Read Whitmer’s plan to increase transparency in state government here.
Whitmer’s plan to combat urban poverty contains few specific funding details, but has identified three main goals related to employment, housing and ending racial disparities.
She has said her priorities include: Lowering Michigan’s highest-in-the-nation auto insurance rates, committing to expanding regional transit in metro areas, increasing the Earned Income Tax Credit, appointing an executive in her cabinet to focus on solutions to poverty, protecting municipal revenue sharing from budget cuts, supporting the use of police officer body cameras, creating universal criminal background checks for gun purchases, supporting the development of affordable housing, protecting renters and improving public health outcomes.

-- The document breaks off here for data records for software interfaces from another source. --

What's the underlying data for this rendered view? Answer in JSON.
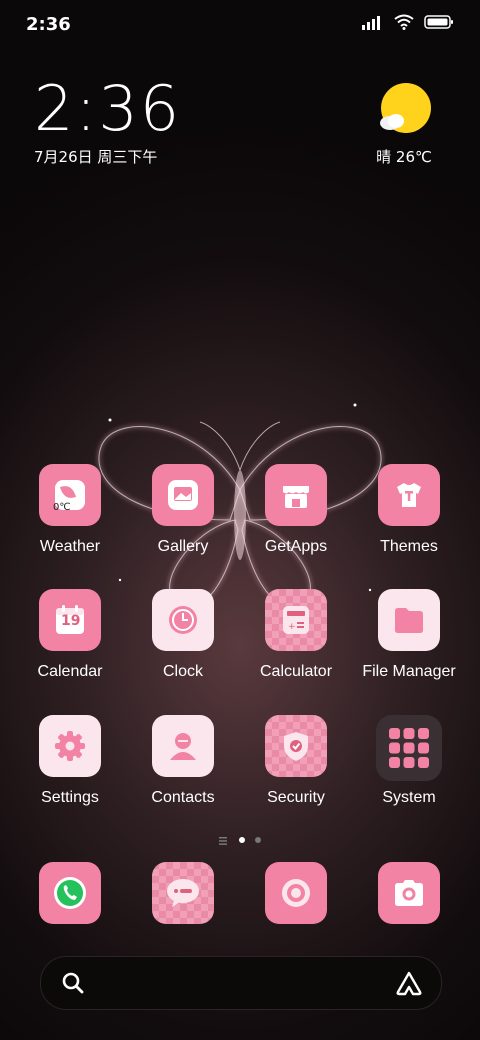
{
  "status_bar": {
    "time": "2:36",
    "icons": [
      "signal-icon",
      "wifi-icon",
      "battery-icon"
    ]
  },
  "clock_widget": {
    "time": "2:36",
    "date": "7月26日 周三下午"
  },
  "weather_widget": {
    "icon": "sunny-cloud-icon",
    "text": "晴 26℃"
  },
  "apps": [
    {
      "label": "Weather",
      "icon": "weather-icon",
      "badge": "0℃"
    },
    {
      "label": "Gallery",
      "icon": "gallery-icon"
    },
    {
      "label": "GetApps",
      "icon": "store-icon"
    },
    {
      "label": "Themes",
      "icon": "themes-icon"
    },
    {
      "label": "Calendar",
      "icon": "calendar-icon",
      "badge": "19"
    },
    {
      "label": "Clock",
      "icon": "clock-icon"
    },
    {
      "label": "Calculator",
      "icon": "calculator-icon"
    },
    {
      "label": "File Manager",
      "icon": "folder-icon"
    },
    {
      "label": "Settings",
      "icon": "gear-icon"
    },
    {
      "label": "Contacts",
      "icon": "contacts-icon"
    },
    {
      "label": "Security",
      "icon": "shield-icon"
    },
    {
      "label": "System",
      "icon": "system-folder-icon"
    }
  ],
  "dock": [
    "phone-icon",
    "messages-icon",
    "browser-icon",
    "camera-icon"
  ],
  "colors": {
    "accent_pink": "#f283a5",
    "light_pink": "#fbe6ee",
    "background": "#120c0e"
  }
}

Read Whitmer’s plan to improve Michigan’s cities here.
Previous Gretchen Whitmer stories:
- Gretchen Whitmer is winner in Michigan governor race
- Gretchen Whitmer column: Michigan needs a get-it-done governor
- Gretchen Whitmer promises fixed roads. Can she find the money to deliver?
- Gretchen Whitmer says she accomplished more than her record shows.
- Gretchen Whitmer interview: I’ll pay to fix Michigan by ‘closing loopholes’
- As governor, Whitmer would create a ‘Detroit-specific strategy’ for K-12 education
- Gretchen Whitmer’s plan for Michigan: $3B of promises and wishful thinking
- Gretchen Whitmer column: Grow Michigan by offering debt-free community college
- Truth Squad: Questioning Gretchen Whitmer’s gun control record in Michigan